This column asks the all-important question, "What isn't there that should be?" The same idea for spotting black holes also applies to spotting "holes in designs and requirements." For example, there are often connections between the quantity of bugs filed against an area and whether the area is thoroughly tested. There can also be holes in what KIND of bugs have been reported. Hendrickson lays out the territory for the search and goes on to suggest how to "look for where there's a lot of nothing."
As a test manager, I know the product needs to be released on schedule. I'm trying to stay on schedule, but there are changes in the software. I have to keep my test team apprised of the changes and revise the test plan…again. Now it's time to plan for the next test cycle. This article offers four keys to a successful test plan: Involvement of Test Team from the Beginning, Integration Testing, Identification of Handoff Criteria, and Interaction Among All Players.
You're a test manager. But do you manage only the testing? A frustrated test manager recently said, "With my SQA hat, I want to focus on finding defects and discovering risk in the product. With my support hat, I want to solve problems. With my tech pubs hat, I'm trying to get the documentation written. But last week, everyone needed my help at once. I'm only one person—how the heck do I do all that?" Well, maybe you shouldn't have to.
How can you get your test automation project off on the right foot? I've been asked this question many times. It has prompted me to review the test automation projects in which I've been involved and identify the factors most associated with success.
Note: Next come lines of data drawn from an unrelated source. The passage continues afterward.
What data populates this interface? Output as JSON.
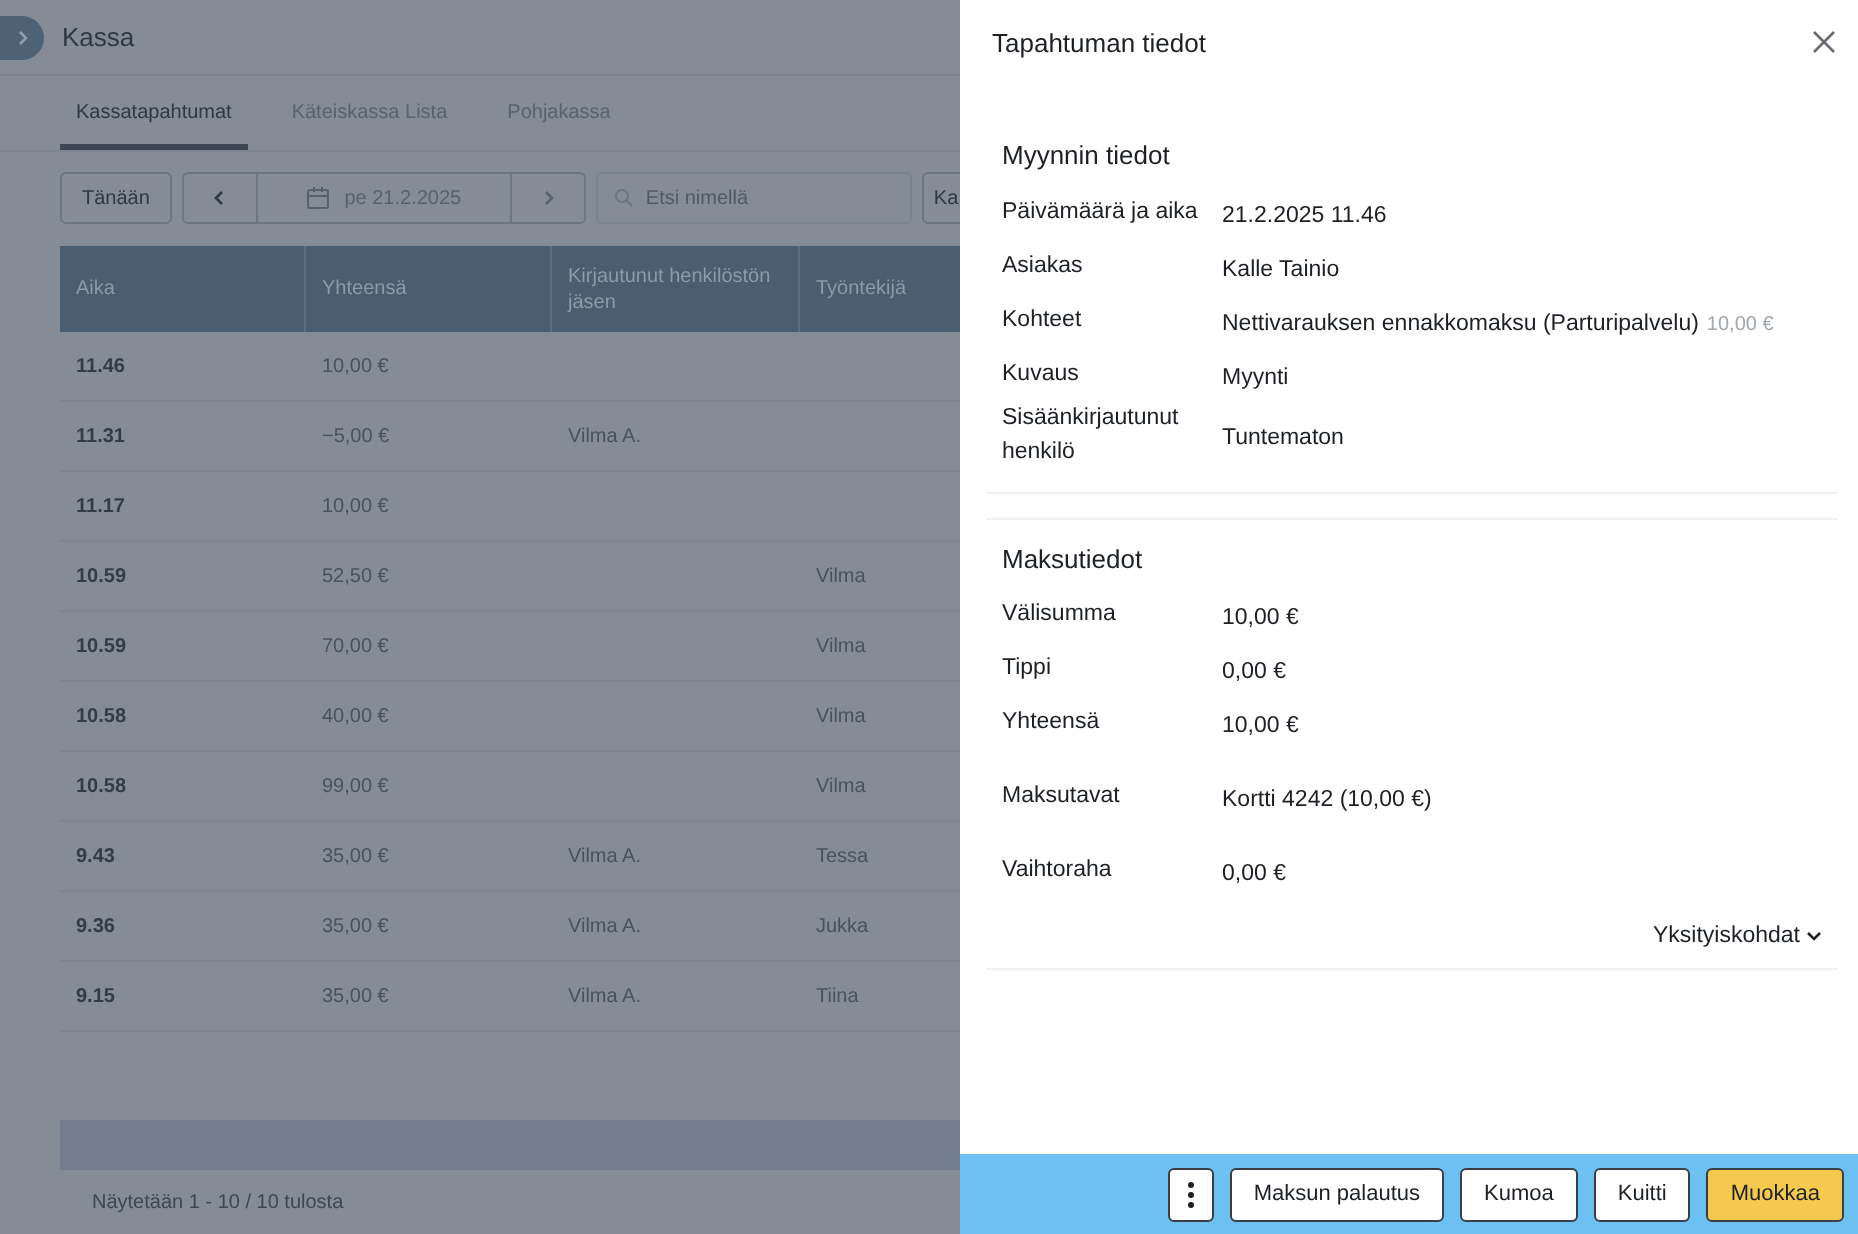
{
  "page": {
    "title": "Kassa"
  },
  "tabs": [
    {
      "label": "Kassatapahtumat",
      "selected": true
    },
    {
      "label": "Käteiskassa Lista",
      "selected": false
    },
    {
      "label": "Pohjakassa",
      "selected": false
    }
  ],
  "toolbar": {
    "today_button": "Tänään",
    "date": "pe 21.2.2025",
    "search": {
      "placeholder": "Etsi nimellä"
    },
    "cut_button": "Ka"
  },
  "table": {
    "columns": [
      "Aika",
      "Yhteensä",
      "Kirjautunut henkilöstön jäsen",
      "Työntekijä"
    ],
    "rows": [
      {
        "time": "11.46",
        "total": "10,00 €"
      },
      {
        "time": "11.31",
        "total": "−5,00 €",
        "staff": "Vilma A."
      },
      {
        "time": "11.17",
        "total": "10,00 €"
      },
      {
        "time": "10.59",
        "total": "52,50 €",
        "employee": "Vilma"
      },
      {
        "time": "10.59",
        "total": "70,00 €",
        "employee": "Vilma"
      },
      {
        "time": "10.58",
        "total": "40,00 €",
        "employee": "Vilma"
      },
      {
        "time": "10.58",
        "total": "99,00 €",
        "employee": "Vilma"
      },
      {
        "time": "9.43",
        "total": "35,00 €",
        "staff": "Vilma A.",
        "employee": "Tessa"
      },
      {
        "time": "9.36",
        "total": "35,00 €",
        "staff": "Vilma A.",
        "employee": "Jukka"
      },
      {
        "time": "9.15",
        "total": "35,00 €",
        "staff": "Vilma A.",
        "employee": "Tiina"
      }
    ],
    "footer": "Näytetään 1 - 10 / 10 tulosta"
  },
  "drawer": {
    "title": "Tapahtuman tiedot",
    "sections": [
      {
        "title": "Myynnin tiedot",
        "rows": [
          {
            "kind": "row",
            "label": "Päivämäärä ja aika",
            "value": "21.2.2025 11.46"
          },
          {
            "kind": "row",
            "label": "Asiakas",
            "value": "Kalle Tainio"
          },
          {
            "kind": "row",
            "label": "Kohteet",
            "value": "Nettivarauksen ennakkomaksu (Parturipalvelu)",
            "note": "10,00 €"
          },
          {
            "kind": "row",
            "label": "Kuvaus",
            "value": "Myynti"
          },
          {
            "kind": "row",
            "label": "Sisäänkirjautunut henkilö",
            "value": "Tuntematon"
          }
        ]
      },
      {
        "title": "Maksutiedot",
        "rows": [
          {
            "kind": "row",
            "label": "Välisumma",
            "value": "10,00 €"
          },
          {
            "kind": "row",
            "label": "Tippi",
            "value": "0,00 €"
          },
          {
            "kind": "row",
            "label": "Yhteensä",
            "value": "10,00 €"
          },
          {
            "kind": "spaced",
            "label": "Maksutavat",
            "value": "Kortti 4242 (10,00 €)"
          },
          {
            "kind": "spaced",
            "label": "Vaihtoraha",
            "value": "0,00 €"
          }
        ],
        "details_link": "Yksityiskohdat"
      }
    ],
    "actions": [
      {
        "label": "Maksun palautus",
        "primary": false
      },
      {
        "label": "Kumoa",
        "primary": false
      },
      {
        "label": "Kuitti",
        "primary": false
      },
      {
        "label": "Muokkaa",
        "primary": true
      }
    ]
  }
}
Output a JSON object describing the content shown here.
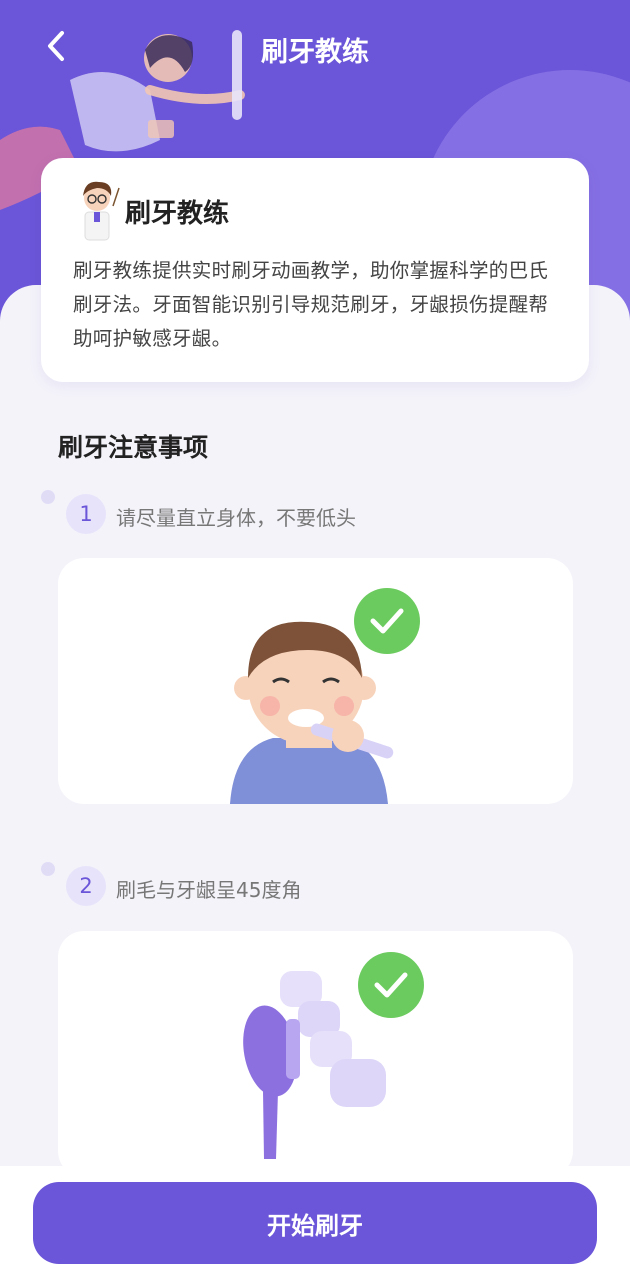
{
  "header": {
    "title": "刷牙教练",
    "back_icon": "chevron-left-icon"
  },
  "intro_card": {
    "title": "刷牙教练",
    "description": "刷牙教练提供实时刷牙动画教学，助你掌握科学的巴氏刷牙法。牙面智能识别引导规范刷牙，牙龈损伤提醒帮助呵护敏感牙龈。"
  },
  "notes": {
    "title": "刷牙注意事项",
    "steps": [
      {
        "number": "1",
        "text": "请尽量直立身体，不要低头",
        "illustration": "boy-brushing-teeth-upright",
        "badge": "check-icon"
      },
      {
        "number": "2",
        "text": "刷毛与牙龈呈45度角",
        "illustration": "toothbrush-head-and-teeth",
        "badge": "check-icon"
      }
    ]
  },
  "footer": {
    "start_label": "开始刷牙"
  },
  "colors": {
    "primary": "#6B55D8",
    "check_green": "#6CCB5F",
    "background": "#F4F3FA"
  }
}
The quality movement started in 1924 when Walter Shewhart gave his boss at Bell Labs a memo suggesting the use of statistics to improve quality in telephones. Later came Juran and Deming, and the movement was well on its way. Not surprisingly, the software industry eventually took up the challenge of systematically improving quality. Let's look at how that began.